Items from an interface collection ▸
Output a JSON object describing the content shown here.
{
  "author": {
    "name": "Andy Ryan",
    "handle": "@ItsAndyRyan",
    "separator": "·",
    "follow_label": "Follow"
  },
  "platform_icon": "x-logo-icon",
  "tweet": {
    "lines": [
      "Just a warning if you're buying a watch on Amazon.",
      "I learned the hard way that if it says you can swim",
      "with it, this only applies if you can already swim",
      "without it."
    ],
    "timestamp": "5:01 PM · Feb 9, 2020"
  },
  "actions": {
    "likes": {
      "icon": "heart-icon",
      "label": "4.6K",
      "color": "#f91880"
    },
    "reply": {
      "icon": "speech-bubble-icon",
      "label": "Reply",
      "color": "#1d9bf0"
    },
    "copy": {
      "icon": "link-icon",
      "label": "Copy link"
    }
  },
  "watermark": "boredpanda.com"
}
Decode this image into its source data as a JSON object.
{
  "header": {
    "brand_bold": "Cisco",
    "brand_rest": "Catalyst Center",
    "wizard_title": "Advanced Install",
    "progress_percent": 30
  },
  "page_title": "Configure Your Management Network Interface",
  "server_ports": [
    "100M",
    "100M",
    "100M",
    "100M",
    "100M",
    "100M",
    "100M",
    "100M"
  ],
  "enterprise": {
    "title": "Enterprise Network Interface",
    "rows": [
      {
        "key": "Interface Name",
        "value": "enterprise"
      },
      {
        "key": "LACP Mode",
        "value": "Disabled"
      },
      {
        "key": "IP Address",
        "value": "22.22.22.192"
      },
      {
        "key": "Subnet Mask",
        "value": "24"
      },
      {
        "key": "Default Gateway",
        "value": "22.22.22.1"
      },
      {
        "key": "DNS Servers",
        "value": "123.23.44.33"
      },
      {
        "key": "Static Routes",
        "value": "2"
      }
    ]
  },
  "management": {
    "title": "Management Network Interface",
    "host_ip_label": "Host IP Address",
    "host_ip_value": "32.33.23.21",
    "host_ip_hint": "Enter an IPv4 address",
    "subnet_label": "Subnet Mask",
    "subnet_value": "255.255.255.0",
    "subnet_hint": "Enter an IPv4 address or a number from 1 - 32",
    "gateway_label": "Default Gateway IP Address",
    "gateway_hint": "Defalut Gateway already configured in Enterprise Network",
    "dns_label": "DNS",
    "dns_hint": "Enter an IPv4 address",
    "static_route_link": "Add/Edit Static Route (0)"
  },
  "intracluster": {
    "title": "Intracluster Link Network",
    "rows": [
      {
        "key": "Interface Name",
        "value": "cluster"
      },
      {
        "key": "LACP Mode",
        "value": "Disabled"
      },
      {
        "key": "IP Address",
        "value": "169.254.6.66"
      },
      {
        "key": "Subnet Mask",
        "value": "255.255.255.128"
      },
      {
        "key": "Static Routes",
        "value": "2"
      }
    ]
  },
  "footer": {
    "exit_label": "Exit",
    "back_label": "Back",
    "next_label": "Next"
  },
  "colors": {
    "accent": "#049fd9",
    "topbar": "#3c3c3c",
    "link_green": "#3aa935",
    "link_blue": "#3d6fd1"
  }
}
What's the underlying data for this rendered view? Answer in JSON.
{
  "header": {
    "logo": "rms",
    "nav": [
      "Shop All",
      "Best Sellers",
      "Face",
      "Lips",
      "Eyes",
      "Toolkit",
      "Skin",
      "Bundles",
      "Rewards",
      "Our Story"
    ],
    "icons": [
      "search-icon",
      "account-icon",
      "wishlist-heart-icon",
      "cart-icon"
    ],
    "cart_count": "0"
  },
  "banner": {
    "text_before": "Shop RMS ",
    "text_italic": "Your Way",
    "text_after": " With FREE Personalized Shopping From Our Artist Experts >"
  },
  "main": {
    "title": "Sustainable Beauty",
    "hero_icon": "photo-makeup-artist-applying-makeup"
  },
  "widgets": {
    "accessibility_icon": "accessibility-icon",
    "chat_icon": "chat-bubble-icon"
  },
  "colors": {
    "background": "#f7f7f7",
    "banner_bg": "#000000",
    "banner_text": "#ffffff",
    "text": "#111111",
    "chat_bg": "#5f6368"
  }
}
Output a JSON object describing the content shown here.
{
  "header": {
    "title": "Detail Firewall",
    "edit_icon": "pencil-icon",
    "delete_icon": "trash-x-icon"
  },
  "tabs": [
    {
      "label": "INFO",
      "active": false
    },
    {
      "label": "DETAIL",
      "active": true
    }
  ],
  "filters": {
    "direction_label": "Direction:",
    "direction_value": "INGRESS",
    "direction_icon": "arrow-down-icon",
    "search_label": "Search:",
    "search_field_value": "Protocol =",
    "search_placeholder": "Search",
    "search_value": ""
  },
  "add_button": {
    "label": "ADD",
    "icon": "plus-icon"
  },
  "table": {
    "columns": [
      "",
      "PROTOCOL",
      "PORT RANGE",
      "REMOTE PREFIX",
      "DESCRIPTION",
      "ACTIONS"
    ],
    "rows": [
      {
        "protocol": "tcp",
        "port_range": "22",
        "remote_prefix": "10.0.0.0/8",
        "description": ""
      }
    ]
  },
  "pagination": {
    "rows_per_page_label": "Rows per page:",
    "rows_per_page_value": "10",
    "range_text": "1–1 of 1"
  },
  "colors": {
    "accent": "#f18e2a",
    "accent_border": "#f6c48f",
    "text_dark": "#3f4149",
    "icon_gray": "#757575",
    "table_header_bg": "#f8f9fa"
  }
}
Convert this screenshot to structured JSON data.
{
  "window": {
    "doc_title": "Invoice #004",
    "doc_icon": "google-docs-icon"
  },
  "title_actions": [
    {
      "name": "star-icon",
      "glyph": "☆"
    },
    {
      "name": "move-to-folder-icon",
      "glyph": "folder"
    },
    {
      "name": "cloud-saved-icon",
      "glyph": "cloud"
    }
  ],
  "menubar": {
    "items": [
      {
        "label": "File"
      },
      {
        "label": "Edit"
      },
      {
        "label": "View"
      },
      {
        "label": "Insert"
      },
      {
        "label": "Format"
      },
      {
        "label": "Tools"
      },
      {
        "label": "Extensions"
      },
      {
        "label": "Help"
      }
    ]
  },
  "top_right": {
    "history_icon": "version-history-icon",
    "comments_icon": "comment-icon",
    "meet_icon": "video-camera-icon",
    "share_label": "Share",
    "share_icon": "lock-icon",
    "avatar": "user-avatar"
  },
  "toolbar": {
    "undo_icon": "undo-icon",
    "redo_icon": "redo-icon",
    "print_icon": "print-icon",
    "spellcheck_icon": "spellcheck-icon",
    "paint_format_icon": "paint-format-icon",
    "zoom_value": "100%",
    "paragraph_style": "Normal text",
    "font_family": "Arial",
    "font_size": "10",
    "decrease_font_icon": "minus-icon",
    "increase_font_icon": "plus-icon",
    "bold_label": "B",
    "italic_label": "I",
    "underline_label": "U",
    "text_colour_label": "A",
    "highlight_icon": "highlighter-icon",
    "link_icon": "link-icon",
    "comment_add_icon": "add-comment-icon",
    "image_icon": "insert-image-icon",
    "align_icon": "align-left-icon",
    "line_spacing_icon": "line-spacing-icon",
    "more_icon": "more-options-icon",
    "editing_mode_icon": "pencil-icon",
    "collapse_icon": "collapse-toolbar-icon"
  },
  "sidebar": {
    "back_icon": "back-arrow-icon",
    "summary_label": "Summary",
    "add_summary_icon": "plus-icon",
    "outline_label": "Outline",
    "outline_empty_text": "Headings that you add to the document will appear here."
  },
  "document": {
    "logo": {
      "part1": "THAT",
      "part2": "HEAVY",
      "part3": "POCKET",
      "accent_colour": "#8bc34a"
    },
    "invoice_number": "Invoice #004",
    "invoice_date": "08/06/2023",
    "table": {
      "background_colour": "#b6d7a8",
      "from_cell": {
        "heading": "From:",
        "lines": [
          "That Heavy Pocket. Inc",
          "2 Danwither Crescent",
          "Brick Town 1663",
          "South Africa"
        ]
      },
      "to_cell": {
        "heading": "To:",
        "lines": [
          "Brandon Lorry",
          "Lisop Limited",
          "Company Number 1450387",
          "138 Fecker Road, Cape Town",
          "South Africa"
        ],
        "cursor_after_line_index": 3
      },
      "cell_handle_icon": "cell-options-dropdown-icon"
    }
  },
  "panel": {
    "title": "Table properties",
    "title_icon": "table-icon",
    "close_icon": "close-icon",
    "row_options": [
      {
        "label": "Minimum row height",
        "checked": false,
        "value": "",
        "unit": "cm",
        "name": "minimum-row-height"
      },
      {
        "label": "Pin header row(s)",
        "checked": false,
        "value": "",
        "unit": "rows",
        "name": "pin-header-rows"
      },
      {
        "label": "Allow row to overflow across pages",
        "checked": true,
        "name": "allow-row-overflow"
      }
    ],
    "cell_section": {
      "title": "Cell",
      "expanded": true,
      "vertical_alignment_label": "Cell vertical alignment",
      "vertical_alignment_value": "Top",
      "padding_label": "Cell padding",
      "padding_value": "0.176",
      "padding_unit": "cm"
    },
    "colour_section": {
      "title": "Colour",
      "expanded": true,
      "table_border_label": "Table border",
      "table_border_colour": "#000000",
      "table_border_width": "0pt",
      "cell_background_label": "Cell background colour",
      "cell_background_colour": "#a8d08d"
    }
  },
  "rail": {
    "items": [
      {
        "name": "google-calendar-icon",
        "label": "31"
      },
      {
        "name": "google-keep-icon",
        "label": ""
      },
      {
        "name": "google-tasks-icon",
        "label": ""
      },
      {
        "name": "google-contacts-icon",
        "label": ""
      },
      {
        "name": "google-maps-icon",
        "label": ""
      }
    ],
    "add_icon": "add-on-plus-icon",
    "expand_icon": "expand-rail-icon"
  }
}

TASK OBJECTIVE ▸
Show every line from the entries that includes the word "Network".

YOUR RESPONSE ▸
  "page_title": "Configure Your Management Network Interface",
    "title": "Enterprise Network Interface",
    "title": "Management Network Interface",
    "gateway_hint": "Defalut Gateway already configured in Enterprise Network",
    "title": "Intracluster Link Network",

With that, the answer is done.